Assignment:
Every entry must be set down exactly in the answer; no pictures should appear.

--- Dataset entries Enclosed Below ---

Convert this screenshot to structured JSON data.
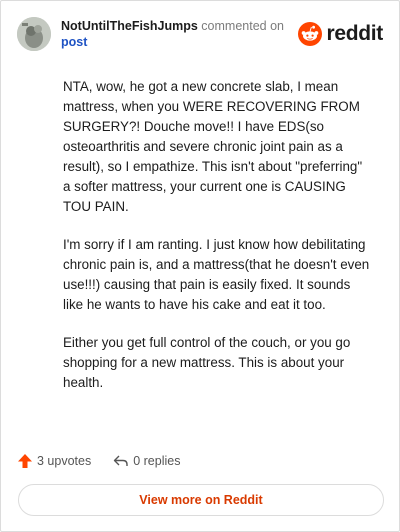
{
  "header": {
    "username": "NotUntilTheFishJumps",
    "action_text": "commented on",
    "post_link": "post",
    "brand_name": "reddit",
    "brand_color": "#ff4500",
    "avatar_icon": "avatar-icon",
    "logo_icon": "reddit-snoo-icon"
  },
  "comment": {
    "paragraphs": [
      "NTA, wow, he got a new concrete slab, I mean mattress, when you WERE RECOVERING FROM SURGERY?! Douche move!! I have EDS(so osteoarthritis and severe chronic joint pain as a result), so I empathize. This isn't about \"preferring\" a softer mattress, your current one is CAUSING TOU PAIN.",
      "I'm sorry if I am ranting. I just know how debilitating chronic pain is, and a mattress(that he doesn't even use!!!) causing that pain is easily fixed. It sounds like he wants to have his cake and eat it too.",
      "Either you get full control of the couch, or you go shopping for a new mattress. This is about your health."
    ]
  },
  "actions": {
    "upvotes": "3 upvotes",
    "replies": "0 replies",
    "upvote_icon": "upvote-arrow-icon",
    "reply_icon": "reply-arrow-icon",
    "upvote_color": "#ff4500"
  },
  "footer": {
    "view_more_label": "View more on Reddit",
    "link_color": "#d93a00"
  }
}
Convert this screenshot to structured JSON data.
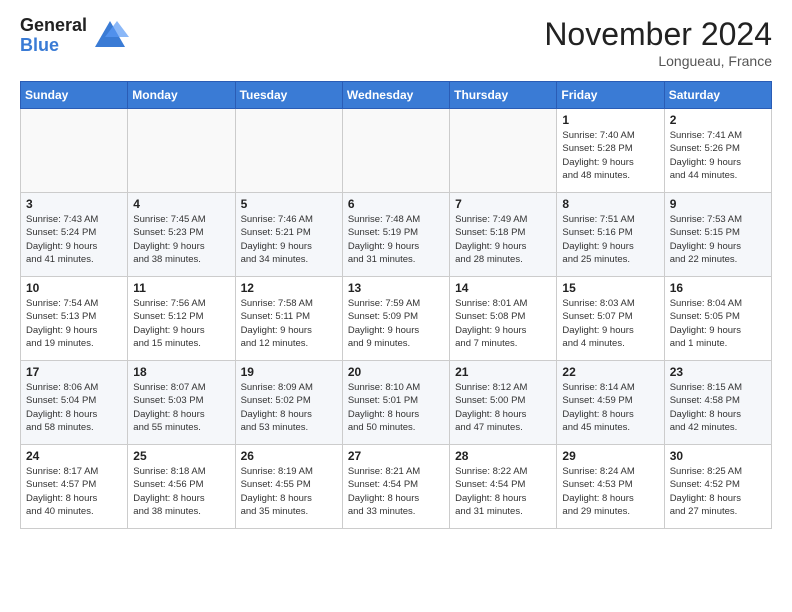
{
  "header": {
    "logo_general": "General",
    "logo_blue": "Blue",
    "month_title": "November 2024",
    "location": "Longueau, France"
  },
  "weekdays": [
    "Sunday",
    "Monday",
    "Tuesday",
    "Wednesday",
    "Thursday",
    "Friday",
    "Saturday"
  ],
  "weeks": [
    [
      {
        "day": "",
        "info": ""
      },
      {
        "day": "",
        "info": ""
      },
      {
        "day": "",
        "info": ""
      },
      {
        "day": "",
        "info": ""
      },
      {
        "day": "",
        "info": ""
      },
      {
        "day": "1",
        "info": "Sunrise: 7:40 AM\nSunset: 5:28 PM\nDaylight: 9 hours\nand 48 minutes."
      },
      {
        "day": "2",
        "info": "Sunrise: 7:41 AM\nSunset: 5:26 PM\nDaylight: 9 hours\nand 44 minutes."
      }
    ],
    [
      {
        "day": "3",
        "info": "Sunrise: 7:43 AM\nSunset: 5:24 PM\nDaylight: 9 hours\nand 41 minutes."
      },
      {
        "day": "4",
        "info": "Sunrise: 7:45 AM\nSunset: 5:23 PM\nDaylight: 9 hours\nand 38 minutes."
      },
      {
        "day": "5",
        "info": "Sunrise: 7:46 AM\nSunset: 5:21 PM\nDaylight: 9 hours\nand 34 minutes."
      },
      {
        "day": "6",
        "info": "Sunrise: 7:48 AM\nSunset: 5:19 PM\nDaylight: 9 hours\nand 31 minutes."
      },
      {
        "day": "7",
        "info": "Sunrise: 7:49 AM\nSunset: 5:18 PM\nDaylight: 9 hours\nand 28 minutes."
      },
      {
        "day": "8",
        "info": "Sunrise: 7:51 AM\nSunset: 5:16 PM\nDaylight: 9 hours\nand 25 minutes."
      },
      {
        "day": "9",
        "info": "Sunrise: 7:53 AM\nSunset: 5:15 PM\nDaylight: 9 hours\nand 22 minutes."
      }
    ],
    [
      {
        "day": "10",
        "info": "Sunrise: 7:54 AM\nSunset: 5:13 PM\nDaylight: 9 hours\nand 19 minutes."
      },
      {
        "day": "11",
        "info": "Sunrise: 7:56 AM\nSunset: 5:12 PM\nDaylight: 9 hours\nand 15 minutes."
      },
      {
        "day": "12",
        "info": "Sunrise: 7:58 AM\nSunset: 5:11 PM\nDaylight: 9 hours\nand 12 minutes."
      },
      {
        "day": "13",
        "info": "Sunrise: 7:59 AM\nSunset: 5:09 PM\nDaylight: 9 hours\nand 9 minutes."
      },
      {
        "day": "14",
        "info": "Sunrise: 8:01 AM\nSunset: 5:08 PM\nDaylight: 9 hours\nand 7 minutes."
      },
      {
        "day": "15",
        "info": "Sunrise: 8:03 AM\nSunset: 5:07 PM\nDaylight: 9 hours\nand 4 minutes."
      },
      {
        "day": "16",
        "info": "Sunrise: 8:04 AM\nSunset: 5:05 PM\nDaylight: 9 hours\nand 1 minute."
      }
    ],
    [
      {
        "day": "17",
        "info": "Sunrise: 8:06 AM\nSunset: 5:04 PM\nDaylight: 8 hours\nand 58 minutes."
      },
      {
        "day": "18",
        "info": "Sunrise: 8:07 AM\nSunset: 5:03 PM\nDaylight: 8 hours\nand 55 minutes."
      },
      {
        "day": "19",
        "info": "Sunrise: 8:09 AM\nSunset: 5:02 PM\nDaylight: 8 hours\nand 53 minutes."
      },
      {
        "day": "20",
        "info": "Sunrise: 8:10 AM\nSunset: 5:01 PM\nDaylight: 8 hours\nand 50 minutes."
      },
      {
        "day": "21",
        "info": "Sunrise: 8:12 AM\nSunset: 5:00 PM\nDaylight: 8 hours\nand 47 minutes."
      },
      {
        "day": "22",
        "info": "Sunrise: 8:14 AM\nSunset: 4:59 PM\nDaylight: 8 hours\nand 45 minutes."
      },
      {
        "day": "23",
        "info": "Sunrise: 8:15 AM\nSunset: 4:58 PM\nDaylight: 8 hours\nand 42 minutes."
      }
    ],
    [
      {
        "day": "24",
        "info": "Sunrise: 8:17 AM\nSunset: 4:57 PM\nDaylight: 8 hours\nand 40 minutes."
      },
      {
        "day": "25",
        "info": "Sunrise: 8:18 AM\nSunset: 4:56 PM\nDaylight: 8 hours\nand 38 minutes."
      },
      {
        "day": "26",
        "info": "Sunrise: 8:19 AM\nSunset: 4:55 PM\nDaylight: 8 hours\nand 35 minutes."
      },
      {
        "day": "27",
        "info": "Sunrise: 8:21 AM\nSunset: 4:54 PM\nDaylight: 8 hours\nand 33 minutes."
      },
      {
        "day": "28",
        "info": "Sunrise: 8:22 AM\nSunset: 4:54 PM\nDaylight: 8 hours\nand 31 minutes."
      },
      {
        "day": "29",
        "info": "Sunrise: 8:24 AM\nSunset: 4:53 PM\nDaylight: 8 hours\nand 29 minutes."
      },
      {
        "day": "30",
        "info": "Sunrise: 8:25 AM\nSunset: 4:52 PM\nDaylight: 8 hours\nand 27 minutes."
      }
    ]
  ]
}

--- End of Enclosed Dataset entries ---

Written solution:
Convert this screenshot to structured JSON data.
{
  "header": {
    "username": "NotUntilTheFishJumps",
    "action_text": "commented on",
    "post_link": "post",
    "brand_name": "reddit",
    "brand_color": "#ff4500",
    "avatar_icon": "avatar-icon",
    "logo_icon": "reddit-snoo-icon"
  },
  "comment": {
    "paragraphs": [
      "NTA, wow, he got a new concrete slab, I mean mattress, when you WERE RECOVERING FROM SURGERY?! Douche move!! I have EDS(so osteoarthritis and severe chronic joint pain as a result), so I empathize. This isn't about \"preferring\" a softer mattress, your current one is CAUSING TOU PAIN.",
      "I'm sorry if I am ranting. I just know how debilitating chronic pain is, and a mattress(that he doesn't even use!!!) causing that pain is easily fixed. It sounds like he wants to have his cake and eat it too.",
      "Either you get full control of the couch, or you go shopping for a new mattress. This is about your health."
    ]
  },
  "actions": {
    "upvotes": "3 upvotes",
    "replies": "0 replies",
    "upvote_icon": "upvote-arrow-icon",
    "reply_icon": "reply-arrow-icon",
    "upvote_color": "#ff4500"
  },
  "footer": {
    "view_more_label": "View more on Reddit",
    "link_color": "#d93a00"
  }
}
Convert this screenshot to structured JSON data.
{
  "header": {
    "logo_general": "General",
    "logo_blue": "Blue",
    "month_title": "November 2024",
    "location": "Longueau, France"
  },
  "weekdays": [
    "Sunday",
    "Monday",
    "Tuesday",
    "Wednesday",
    "Thursday",
    "Friday",
    "Saturday"
  ],
  "weeks": [
    [
      {
        "day": "",
        "info": ""
      },
      {
        "day": "",
        "info": ""
      },
      {
        "day": "",
        "info": ""
      },
      {
        "day": "",
        "info": ""
      },
      {
        "day": "",
        "info": ""
      },
      {
        "day": "1",
        "info": "Sunrise: 7:40 AM\nSunset: 5:28 PM\nDaylight: 9 hours\nand 48 minutes."
      },
      {
        "day": "2",
        "info": "Sunrise: 7:41 AM\nSunset: 5:26 PM\nDaylight: 9 hours\nand 44 minutes."
      }
    ],
    [
      {
        "day": "3",
        "info": "Sunrise: 7:43 AM\nSunset: 5:24 PM\nDaylight: 9 hours\nand 41 minutes."
      },
      {
        "day": "4",
        "info": "Sunrise: 7:45 AM\nSunset: 5:23 PM\nDaylight: 9 hours\nand 38 minutes."
      },
      {
        "day": "5",
        "info": "Sunrise: 7:46 AM\nSunset: 5:21 PM\nDaylight: 9 hours\nand 34 minutes."
      },
      {
        "day": "6",
        "info": "Sunrise: 7:48 AM\nSunset: 5:19 PM\nDaylight: 9 hours\nand 31 minutes."
      },
      {
        "day": "7",
        "info": "Sunrise: 7:49 AM\nSunset: 5:18 PM\nDaylight: 9 hours\nand 28 minutes."
      },
      {
        "day": "8",
        "info": "Sunrise: 7:51 AM\nSunset: 5:16 PM\nDaylight: 9 hours\nand 25 minutes."
      },
      {
        "day": "9",
        "info": "Sunrise: 7:53 AM\nSunset: 5:15 PM\nDaylight: 9 hours\nand 22 minutes."
      }
    ],
    [
      {
        "day": "10",
        "info": "Sunrise: 7:54 AM\nSunset: 5:13 PM\nDaylight: 9 hours\nand 19 minutes."
      },
      {
        "day": "11",
        "info": "Sunrise: 7:56 AM\nSunset: 5:12 PM\nDaylight: 9 hours\nand 15 minutes."
      },
      {
        "day": "12",
        "info": "Sunrise: 7:58 AM\nSunset: 5:11 PM\nDaylight: 9 hours\nand 12 minutes."
      },
      {
        "day": "13",
        "info": "Sunrise: 7:59 AM\nSunset: 5:09 PM\nDaylight: 9 hours\nand 9 minutes."
      },
      {
        "day": "14",
        "info": "Sunrise: 8:01 AM\nSunset: 5:08 PM\nDaylight: 9 hours\nand 7 minutes."
      },
      {
        "day": "15",
        "info": "Sunrise: 8:03 AM\nSunset: 5:07 PM\nDaylight: 9 hours\nand 4 minutes."
      },
      {
        "day": "16",
        "info": "Sunrise: 8:04 AM\nSunset: 5:05 PM\nDaylight: 9 hours\nand 1 minute."
      }
    ],
    [
      {
        "day": "17",
        "info": "Sunrise: 8:06 AM\nSunset: 5:04 PM\nDaylight: 8 hours\nand 58 minutes."
      },
      {
        "day": "18",
        "info": "Sunrise: 8:07 AM\nSunset: 5:03 PM\nDaylight: 8 hours\nand 55 minutes."
      },
      {
        "day": "19",
        "info": "Sunrise: 8:09 AM\nSunset: 5:02 PM\nDaylight: 8 hours\nand 53 minutes."
      },
      {
        "day": "20",
        "info": "Sunrise: 8:10 AM\nSunset: 5:01 PM\nDaylight: 8 hours\nand 50 minutes."
      },
      {
        "day": "21",
        "info": "Sunrise: 8:12 AM\nSunset: 5:00 PM\nDaylight: 8 hours\nand 47 minutes."
      },
      {
        "day": "22",
        "info": "Sunrise: 8:14 AM\nSunset: 4:59 PM\nDaylight: 8 hours\nand 45 minutes."
      },
      {
        "day": "23",
        "info": "Sunrise: 8:15 AM\nSunset: 4:58 PM\nDaylight: 8 hours\nand 42 minutes."
      }
    ],
    [
      {
        "day": "24",
        "info": "Sunrise: 8:17 AM\nSunset: 4:57 PM\nDaylight: 8 hours\nand 40 minutes."
      },
      {
        "day": "25",
        "info": "Sunrise: 8:18 AM\nSunset: 4:56 PM\nDaylight: 8 hours\nand 38 minutes."
      },
      {
        "day": "26",
        "info": "Sunrise: 8:19 AM\nSunset: 4:55 PM\nDaylight: 8 hours\nand 35 minutes."
      },
      {
        "day": "27",
        "info": "Sunrise: 8:21 AM\nSunset: 4:54 PM\nDaylight: 8 hours\nand 33 minutes."
      },
      {
        "day": "28",
        "info": "Sunrise: 8:22 AM\nSunset: 4:54 PM\nDaylight: 8 hours\nand 31 minutes."
      },
      {
        "day": "29",
        "info": "Sunrise: 8:24 AM\nSunset: 4:53 PM\nDaylight: 8 hours\nand 29 minutes."
      },
      {
        "day": "30",
        "info": "Sunrise: 8:25 AM\nSunset: 4:52 PM\nDaylight: 8 hours\nand 27 minutes."
      }
    ]
  ]
}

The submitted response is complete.